EXERCISE BRIEF: Could you filter the records below and keep only the lines with the word "this"?

EXTRACTED MATERIAL:
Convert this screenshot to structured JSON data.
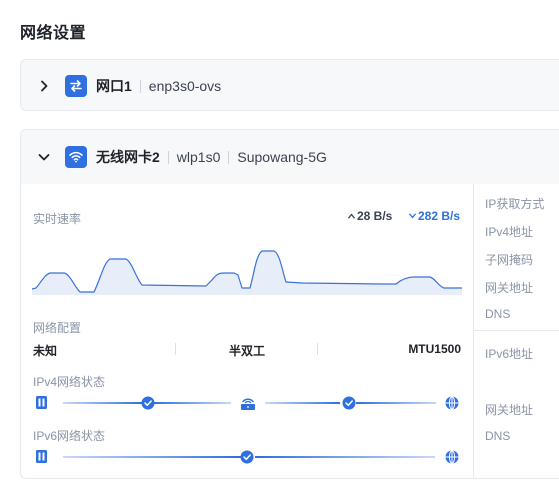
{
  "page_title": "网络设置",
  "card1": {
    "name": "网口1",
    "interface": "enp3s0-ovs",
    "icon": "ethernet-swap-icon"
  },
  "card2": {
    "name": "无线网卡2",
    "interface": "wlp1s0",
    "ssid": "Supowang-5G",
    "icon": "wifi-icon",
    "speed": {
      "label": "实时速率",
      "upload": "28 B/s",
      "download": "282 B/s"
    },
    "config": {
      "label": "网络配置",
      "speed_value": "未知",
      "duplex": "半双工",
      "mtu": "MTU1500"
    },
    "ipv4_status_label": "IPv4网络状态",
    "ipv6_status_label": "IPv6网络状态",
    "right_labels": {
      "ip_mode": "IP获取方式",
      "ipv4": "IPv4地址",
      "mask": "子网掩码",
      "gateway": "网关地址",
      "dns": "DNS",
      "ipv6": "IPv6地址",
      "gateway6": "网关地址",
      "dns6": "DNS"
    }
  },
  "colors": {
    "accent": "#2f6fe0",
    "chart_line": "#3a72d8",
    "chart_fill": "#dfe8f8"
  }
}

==

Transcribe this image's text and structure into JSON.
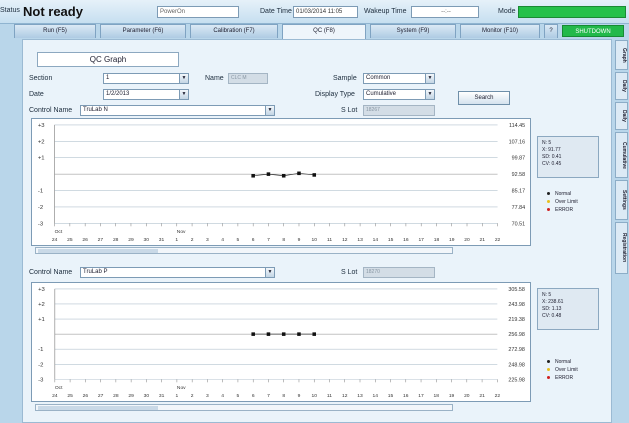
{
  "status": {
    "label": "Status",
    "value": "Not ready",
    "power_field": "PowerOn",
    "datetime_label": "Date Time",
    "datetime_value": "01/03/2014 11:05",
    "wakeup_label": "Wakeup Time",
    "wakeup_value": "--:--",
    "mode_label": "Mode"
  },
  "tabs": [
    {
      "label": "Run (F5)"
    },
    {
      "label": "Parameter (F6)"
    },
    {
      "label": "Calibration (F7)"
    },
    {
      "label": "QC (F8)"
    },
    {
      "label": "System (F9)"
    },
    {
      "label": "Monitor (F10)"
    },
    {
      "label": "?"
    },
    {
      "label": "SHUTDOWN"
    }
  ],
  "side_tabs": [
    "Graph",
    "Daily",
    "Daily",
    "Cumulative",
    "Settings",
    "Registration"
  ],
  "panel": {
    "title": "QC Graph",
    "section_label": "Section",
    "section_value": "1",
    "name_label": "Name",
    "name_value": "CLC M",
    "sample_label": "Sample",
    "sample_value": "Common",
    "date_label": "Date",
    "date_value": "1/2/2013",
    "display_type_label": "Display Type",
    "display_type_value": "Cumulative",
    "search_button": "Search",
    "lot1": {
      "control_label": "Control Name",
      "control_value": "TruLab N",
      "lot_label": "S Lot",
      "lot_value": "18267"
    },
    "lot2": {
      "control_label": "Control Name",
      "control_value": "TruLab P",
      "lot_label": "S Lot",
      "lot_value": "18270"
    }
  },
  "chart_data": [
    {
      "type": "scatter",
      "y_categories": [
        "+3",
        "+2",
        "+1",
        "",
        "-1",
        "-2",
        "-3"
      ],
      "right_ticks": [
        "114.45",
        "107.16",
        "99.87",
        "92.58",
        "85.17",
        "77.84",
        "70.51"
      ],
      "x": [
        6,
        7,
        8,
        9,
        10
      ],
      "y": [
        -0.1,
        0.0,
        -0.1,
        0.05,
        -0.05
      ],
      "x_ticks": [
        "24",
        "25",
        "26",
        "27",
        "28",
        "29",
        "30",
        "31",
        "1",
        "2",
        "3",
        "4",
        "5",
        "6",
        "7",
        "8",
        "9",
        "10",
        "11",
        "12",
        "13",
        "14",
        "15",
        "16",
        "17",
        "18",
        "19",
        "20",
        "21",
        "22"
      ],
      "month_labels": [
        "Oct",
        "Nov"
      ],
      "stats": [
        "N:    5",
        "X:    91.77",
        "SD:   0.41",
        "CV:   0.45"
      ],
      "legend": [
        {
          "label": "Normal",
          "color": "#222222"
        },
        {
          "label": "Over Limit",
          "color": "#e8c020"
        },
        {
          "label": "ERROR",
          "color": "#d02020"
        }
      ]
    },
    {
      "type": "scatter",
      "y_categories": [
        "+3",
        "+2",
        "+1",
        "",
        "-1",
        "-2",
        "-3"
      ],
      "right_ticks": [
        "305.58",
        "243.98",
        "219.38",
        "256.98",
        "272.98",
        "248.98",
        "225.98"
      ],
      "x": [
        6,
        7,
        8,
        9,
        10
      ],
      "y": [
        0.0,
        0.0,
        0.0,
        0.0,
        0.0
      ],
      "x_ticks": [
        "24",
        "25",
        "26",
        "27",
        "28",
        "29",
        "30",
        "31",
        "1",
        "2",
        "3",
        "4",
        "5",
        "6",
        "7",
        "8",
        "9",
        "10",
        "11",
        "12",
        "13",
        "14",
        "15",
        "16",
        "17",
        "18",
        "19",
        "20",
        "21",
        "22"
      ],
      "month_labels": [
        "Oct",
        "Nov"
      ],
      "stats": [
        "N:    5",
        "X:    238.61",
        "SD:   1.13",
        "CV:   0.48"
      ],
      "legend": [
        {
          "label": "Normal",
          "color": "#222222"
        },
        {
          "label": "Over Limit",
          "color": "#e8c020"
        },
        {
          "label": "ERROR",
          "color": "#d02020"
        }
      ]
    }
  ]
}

ANSWER SECTION:
Convert this screenshot to structured JSON data.
Transcribe this image's text and structure into JSON.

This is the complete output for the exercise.